Landowner Liability Explained: Rights and Responsibilities
If someone comes onto my land and gets hurt, am I liable?
No, except in rare circumstances. Maine has a strong law to protect landowners, known as the “landowner liability” law (or the recreational use statute), Title 14, M.R.S.A. Section159-A.
If someone uses your land or passes through your premises for outdoor recreation or harvesting, you assume no responsibility and incur no liability for injuries to that person or that person’s property. You are protected whether or not you give permission to use the land.
If you allow volunteers to maintain or improve your land for recreation or harvesting, you are also protected from liability for injuries to them.
Useful definitions taken from the Liability Law
“Premises” means improved and unimproved lands, private ways, roads, any buildings or structures on those lands and waters standing on, flowing through or adjacent to those lands. “Premises” includes railroad property, railroad rights-of-way and utility corridors to which public access is permitted.
“Recreational or harvesting activities” means recreational activities conducted out-of-doors, including, but not limited to, hunting, fishing, trapping, camping, hiking, sight-seeing, bird-watching, operating snow-traveling and all-terrain vehicles, skiing, hang-gliding, noncommercial aviation activities, dogsledding, equine activities, boating, sailing, canoeing, rafting, biking, picnicking, swimming or activities involving the harvesting or gathering of forest, field and marine products.
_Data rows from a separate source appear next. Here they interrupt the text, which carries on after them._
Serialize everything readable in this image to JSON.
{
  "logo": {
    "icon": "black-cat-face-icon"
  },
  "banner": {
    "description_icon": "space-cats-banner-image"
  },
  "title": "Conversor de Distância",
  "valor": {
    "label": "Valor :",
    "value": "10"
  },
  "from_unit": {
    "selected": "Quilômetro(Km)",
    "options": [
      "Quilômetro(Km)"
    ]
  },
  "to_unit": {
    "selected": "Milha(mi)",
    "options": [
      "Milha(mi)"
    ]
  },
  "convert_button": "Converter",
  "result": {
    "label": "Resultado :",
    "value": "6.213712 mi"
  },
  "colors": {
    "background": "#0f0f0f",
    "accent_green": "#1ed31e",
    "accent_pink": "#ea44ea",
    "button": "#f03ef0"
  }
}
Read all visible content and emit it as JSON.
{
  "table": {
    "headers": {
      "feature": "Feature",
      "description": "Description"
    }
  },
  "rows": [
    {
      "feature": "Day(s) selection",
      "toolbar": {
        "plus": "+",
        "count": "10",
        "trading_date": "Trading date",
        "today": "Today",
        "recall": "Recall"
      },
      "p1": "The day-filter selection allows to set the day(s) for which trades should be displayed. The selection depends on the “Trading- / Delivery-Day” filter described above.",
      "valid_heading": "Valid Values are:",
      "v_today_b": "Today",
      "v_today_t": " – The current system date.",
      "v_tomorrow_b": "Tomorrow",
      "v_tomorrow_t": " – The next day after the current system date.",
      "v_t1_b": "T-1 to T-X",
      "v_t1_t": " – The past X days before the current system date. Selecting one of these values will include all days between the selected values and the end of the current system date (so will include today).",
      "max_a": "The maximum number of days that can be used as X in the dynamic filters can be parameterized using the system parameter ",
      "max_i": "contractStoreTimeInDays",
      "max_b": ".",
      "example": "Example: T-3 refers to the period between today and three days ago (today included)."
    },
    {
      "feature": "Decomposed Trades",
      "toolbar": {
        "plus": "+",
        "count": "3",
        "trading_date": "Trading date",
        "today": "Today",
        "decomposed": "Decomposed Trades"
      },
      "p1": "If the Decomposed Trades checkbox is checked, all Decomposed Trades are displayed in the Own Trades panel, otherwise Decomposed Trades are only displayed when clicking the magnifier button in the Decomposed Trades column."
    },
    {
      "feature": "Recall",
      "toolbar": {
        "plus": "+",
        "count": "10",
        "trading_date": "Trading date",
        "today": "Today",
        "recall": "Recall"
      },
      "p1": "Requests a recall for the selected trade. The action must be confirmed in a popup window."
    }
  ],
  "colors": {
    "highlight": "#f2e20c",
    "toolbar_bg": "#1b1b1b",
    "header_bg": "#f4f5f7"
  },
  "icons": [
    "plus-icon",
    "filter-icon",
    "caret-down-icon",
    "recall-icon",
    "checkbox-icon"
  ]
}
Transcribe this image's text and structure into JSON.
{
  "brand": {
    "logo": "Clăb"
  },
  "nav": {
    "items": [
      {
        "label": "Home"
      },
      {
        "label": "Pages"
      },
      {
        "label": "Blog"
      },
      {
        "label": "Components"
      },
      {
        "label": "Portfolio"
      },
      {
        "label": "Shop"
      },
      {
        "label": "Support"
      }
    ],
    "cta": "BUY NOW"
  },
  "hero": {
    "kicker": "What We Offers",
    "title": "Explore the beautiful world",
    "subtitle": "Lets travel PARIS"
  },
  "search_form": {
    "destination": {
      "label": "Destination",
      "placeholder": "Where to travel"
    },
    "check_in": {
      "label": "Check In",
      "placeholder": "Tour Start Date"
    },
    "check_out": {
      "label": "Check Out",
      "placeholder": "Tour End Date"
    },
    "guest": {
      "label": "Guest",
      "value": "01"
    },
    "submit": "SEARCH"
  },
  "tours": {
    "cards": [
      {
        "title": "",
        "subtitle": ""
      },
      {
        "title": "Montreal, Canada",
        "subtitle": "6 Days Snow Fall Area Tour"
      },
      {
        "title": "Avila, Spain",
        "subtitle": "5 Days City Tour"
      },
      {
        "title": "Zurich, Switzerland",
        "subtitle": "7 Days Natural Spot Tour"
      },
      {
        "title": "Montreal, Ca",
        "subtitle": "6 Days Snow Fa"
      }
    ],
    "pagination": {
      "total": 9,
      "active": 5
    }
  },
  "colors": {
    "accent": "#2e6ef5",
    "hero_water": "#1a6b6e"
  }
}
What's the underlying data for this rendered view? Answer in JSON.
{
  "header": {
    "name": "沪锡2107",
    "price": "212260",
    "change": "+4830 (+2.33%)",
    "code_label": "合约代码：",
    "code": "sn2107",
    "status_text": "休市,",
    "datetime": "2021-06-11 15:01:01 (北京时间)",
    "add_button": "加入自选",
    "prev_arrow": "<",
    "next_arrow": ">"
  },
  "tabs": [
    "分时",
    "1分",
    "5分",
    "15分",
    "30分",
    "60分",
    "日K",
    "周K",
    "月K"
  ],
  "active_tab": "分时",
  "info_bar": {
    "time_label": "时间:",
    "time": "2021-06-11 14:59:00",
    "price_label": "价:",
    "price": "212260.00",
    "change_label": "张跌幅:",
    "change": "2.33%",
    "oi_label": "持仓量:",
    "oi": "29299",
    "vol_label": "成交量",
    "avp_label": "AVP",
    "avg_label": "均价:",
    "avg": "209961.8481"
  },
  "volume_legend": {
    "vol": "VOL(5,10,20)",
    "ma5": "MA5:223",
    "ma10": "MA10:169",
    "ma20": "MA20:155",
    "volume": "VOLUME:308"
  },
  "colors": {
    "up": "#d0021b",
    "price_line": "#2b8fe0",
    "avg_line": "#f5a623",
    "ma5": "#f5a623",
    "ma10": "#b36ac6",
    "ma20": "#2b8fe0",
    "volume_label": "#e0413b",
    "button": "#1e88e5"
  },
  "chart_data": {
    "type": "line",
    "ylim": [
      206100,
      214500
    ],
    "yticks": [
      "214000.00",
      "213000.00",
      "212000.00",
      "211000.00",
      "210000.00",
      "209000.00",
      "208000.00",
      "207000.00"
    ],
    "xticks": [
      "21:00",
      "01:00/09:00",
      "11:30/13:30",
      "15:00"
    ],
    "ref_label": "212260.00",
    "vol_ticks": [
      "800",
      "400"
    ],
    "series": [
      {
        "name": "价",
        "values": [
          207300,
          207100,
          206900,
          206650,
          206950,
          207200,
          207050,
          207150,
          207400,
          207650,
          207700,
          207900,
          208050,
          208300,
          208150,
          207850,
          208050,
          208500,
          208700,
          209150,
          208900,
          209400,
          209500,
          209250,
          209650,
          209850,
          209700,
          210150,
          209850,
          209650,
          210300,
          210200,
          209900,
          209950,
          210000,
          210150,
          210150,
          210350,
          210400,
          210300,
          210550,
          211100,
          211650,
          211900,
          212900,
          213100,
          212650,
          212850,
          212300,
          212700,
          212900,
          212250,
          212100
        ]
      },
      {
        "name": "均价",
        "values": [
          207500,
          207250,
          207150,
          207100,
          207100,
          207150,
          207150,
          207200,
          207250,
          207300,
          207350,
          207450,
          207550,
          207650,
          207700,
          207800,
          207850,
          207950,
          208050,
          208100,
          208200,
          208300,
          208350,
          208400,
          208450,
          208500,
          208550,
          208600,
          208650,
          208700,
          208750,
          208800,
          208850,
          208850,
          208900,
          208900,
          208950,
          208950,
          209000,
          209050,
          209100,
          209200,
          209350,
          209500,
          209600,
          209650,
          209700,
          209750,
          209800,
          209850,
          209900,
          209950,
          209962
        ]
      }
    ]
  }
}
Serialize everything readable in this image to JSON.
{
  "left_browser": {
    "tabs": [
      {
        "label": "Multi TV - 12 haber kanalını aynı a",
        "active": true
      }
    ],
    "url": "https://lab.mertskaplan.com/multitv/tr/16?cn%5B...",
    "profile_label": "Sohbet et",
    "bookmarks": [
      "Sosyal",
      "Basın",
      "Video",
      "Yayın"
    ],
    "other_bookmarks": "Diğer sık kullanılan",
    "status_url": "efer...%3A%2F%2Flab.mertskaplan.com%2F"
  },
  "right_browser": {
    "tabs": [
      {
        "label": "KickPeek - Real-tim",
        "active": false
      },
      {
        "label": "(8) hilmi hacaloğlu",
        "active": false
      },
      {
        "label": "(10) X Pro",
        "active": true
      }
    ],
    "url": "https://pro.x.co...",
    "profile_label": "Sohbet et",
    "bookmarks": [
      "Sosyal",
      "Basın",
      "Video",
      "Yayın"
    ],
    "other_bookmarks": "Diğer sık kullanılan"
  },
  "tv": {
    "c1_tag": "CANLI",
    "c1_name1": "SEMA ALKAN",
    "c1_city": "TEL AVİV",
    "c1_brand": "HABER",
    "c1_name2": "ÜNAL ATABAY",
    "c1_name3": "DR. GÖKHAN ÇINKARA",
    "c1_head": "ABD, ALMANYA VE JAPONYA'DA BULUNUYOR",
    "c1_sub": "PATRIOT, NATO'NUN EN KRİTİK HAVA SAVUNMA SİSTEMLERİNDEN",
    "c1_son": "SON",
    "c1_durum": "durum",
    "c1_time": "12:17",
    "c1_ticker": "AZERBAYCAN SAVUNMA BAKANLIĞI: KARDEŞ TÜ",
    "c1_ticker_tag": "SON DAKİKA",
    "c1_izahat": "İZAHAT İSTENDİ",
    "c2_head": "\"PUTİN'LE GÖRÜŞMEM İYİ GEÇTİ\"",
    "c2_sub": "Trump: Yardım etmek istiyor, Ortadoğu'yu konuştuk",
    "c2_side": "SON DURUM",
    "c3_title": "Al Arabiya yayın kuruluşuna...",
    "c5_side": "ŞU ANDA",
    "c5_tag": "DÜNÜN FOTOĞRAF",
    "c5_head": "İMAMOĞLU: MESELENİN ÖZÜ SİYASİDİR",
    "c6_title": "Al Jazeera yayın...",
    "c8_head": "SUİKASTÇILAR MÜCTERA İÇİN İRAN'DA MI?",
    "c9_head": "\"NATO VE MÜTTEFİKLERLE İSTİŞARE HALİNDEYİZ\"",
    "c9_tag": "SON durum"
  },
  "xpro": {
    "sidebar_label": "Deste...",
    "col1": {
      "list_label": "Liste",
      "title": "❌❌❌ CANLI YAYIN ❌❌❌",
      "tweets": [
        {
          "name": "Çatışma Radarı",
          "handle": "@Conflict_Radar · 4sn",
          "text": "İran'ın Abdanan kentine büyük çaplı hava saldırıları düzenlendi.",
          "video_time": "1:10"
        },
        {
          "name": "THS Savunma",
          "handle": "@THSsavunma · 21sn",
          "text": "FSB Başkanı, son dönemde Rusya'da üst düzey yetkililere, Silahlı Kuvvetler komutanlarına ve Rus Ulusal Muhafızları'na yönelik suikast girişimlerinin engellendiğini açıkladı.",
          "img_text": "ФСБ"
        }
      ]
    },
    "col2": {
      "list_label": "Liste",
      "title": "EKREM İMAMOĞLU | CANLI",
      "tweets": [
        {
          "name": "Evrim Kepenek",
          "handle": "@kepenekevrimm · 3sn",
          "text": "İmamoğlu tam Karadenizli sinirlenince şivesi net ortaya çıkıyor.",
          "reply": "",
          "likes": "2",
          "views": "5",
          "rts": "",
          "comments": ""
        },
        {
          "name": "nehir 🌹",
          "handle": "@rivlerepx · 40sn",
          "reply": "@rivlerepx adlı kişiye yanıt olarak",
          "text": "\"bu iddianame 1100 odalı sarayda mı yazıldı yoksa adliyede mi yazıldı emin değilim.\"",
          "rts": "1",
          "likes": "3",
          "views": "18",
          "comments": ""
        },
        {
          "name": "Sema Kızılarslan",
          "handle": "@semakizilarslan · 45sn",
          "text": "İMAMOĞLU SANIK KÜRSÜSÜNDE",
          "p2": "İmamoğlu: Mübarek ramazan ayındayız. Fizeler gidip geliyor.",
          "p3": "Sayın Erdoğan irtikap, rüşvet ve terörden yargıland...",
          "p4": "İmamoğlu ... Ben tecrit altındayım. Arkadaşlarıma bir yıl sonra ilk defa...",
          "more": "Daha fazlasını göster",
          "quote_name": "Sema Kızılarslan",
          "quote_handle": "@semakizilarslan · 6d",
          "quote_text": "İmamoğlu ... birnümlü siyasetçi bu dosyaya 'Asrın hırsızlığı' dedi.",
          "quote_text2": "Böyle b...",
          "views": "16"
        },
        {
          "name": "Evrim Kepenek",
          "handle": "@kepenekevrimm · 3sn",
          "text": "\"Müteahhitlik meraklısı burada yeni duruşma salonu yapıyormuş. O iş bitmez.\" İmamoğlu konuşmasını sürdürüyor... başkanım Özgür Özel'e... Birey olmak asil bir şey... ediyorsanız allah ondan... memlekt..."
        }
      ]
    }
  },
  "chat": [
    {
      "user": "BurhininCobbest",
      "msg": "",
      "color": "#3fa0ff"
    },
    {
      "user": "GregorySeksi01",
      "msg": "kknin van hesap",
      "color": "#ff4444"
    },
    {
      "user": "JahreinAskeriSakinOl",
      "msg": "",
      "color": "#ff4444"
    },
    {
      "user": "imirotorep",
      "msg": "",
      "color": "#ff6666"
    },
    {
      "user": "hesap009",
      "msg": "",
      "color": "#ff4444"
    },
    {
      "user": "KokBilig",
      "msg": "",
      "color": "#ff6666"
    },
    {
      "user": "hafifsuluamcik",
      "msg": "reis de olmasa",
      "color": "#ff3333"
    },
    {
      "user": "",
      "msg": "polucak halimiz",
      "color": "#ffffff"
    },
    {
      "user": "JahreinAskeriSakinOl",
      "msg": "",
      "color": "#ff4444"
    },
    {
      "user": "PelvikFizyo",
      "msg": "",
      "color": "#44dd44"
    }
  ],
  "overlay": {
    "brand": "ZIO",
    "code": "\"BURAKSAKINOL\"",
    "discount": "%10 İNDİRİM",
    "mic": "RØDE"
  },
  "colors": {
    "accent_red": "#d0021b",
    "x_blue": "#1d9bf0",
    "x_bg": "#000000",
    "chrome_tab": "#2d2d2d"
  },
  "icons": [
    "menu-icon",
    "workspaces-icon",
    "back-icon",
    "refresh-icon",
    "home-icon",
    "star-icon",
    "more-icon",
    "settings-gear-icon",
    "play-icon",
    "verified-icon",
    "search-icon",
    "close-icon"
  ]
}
It includes entry of, volunteer maintenance and improvement of, use of and passage over premises in order to pursue these activities. “Recreational or harvesting activities” does not include commercial agricultural or timber harvesting.
“Occupant” includes, but is not limited to, an individual, corporation, partnership, association or other legal entity that constructs or maintains trails or other improvements for public recreational use.
Is the legal protection the same if I post my land “No Trespassing”?
Yes. As a practical matter, your legal protection is the same whether or not the land is posted.
Is it still possible for me to get sued in spite of the landowner liability law?
Yes, but it is very unlikely for two reasons: (1) a person who brings suit and loses must pay the landowner’s reasonable legal fees and court costs, and (2) the law protects landowners so clearly that there is little opportunity for the injured person to win. In fact, there has not been a single reported successful case against a landowner where the Maine Landowner Liability law applied.
If I am found not liable in a court of law, do I have to cover my court costs?
No. The court shall award any direct legal costs, including reasonable attorneys’ fees, to an owner, lessee, manager, holder of an easement or occupant who is found not to be liable for injury to a person or property pursuant to this section.
Does my homeowner’s or farmer’s insurance provide me with protection from claims?
Your homeowner’s or farmer’s liability insurance gives you important protection. The insurance company has two responsibilities under most policies. The company has the duty to pay the costs of defending any lawsuits brought or threatened against you (the “duty to defend”). In addition, if you are found liable in a lawsuit, the insurer has the duty in most circumstances to pay the damages assessed against you (the “duty to indemnify”).
Although each insurance policy has specific coverage and dollar amount limits, most personal injury actions against landowners will fall within the coverage provided by most home and farm liability policies. For all practical purposes, these policies assure landowners of a paid defense of any claims made against them and assure that judgements against them will be satisfied up to the dollar amount of the policy limit.
Be sure to check with your carrier regarding your specific coverage.
Are there situations in which the landowner liability law does not protect me from liability?
Yes. The landowner liability law does not provide protection if a person is injured because of the landowner’s “malicious” failure to guard or warn against a dangerous condition. “Malicious” does not mean that you must have a conscious dislike for the person. Malicious intent may be inferred when the landowner has knowledge of a highly dangerous situation, usually man-made, that would have been simple to remedy or warn against and the landowner failed to do so, knowing that people would be likely to be hurt.
Am I still covered by the landowner liability law if I charge a fee to use my land?
Maybe. In general, landowners running commercial recreation on their land are not protected. For example, commercial campgrounds or ski areas cannot expect to be protected by the law.
However, landowners do not automatically lose their protection if they charge fees. The landowner liability law applies to landowners who charge fees for entry as long as the land is not used mainly for commercial recreation or as long as the payment is not for exclusive use, such as club membership or rental for an event or campsite.
A Word of Caution and Practical Advice
Use common sense. Avoid creating or allowing clearly dangerous situations. If you wish to block a road or path with a gate or other obstacle, do so with markings that are clearly visible day or night.
The best advice regarding fees under the “Land Owner Liability Law” is, if you are considering charging fees, you should be aware that you may not be covered. You may have to prove that the land is not used primarily for commercial recreation and that the user did not gain any exclusive right to use the land.
A special thank you to the Androscroggin Land Trust, the Small Woodland Owners Association of Maine, and the Sportsmens Alliance of Maine for assistance with research and design of this explanation of the "Maine Landowner Liability Law" brochure.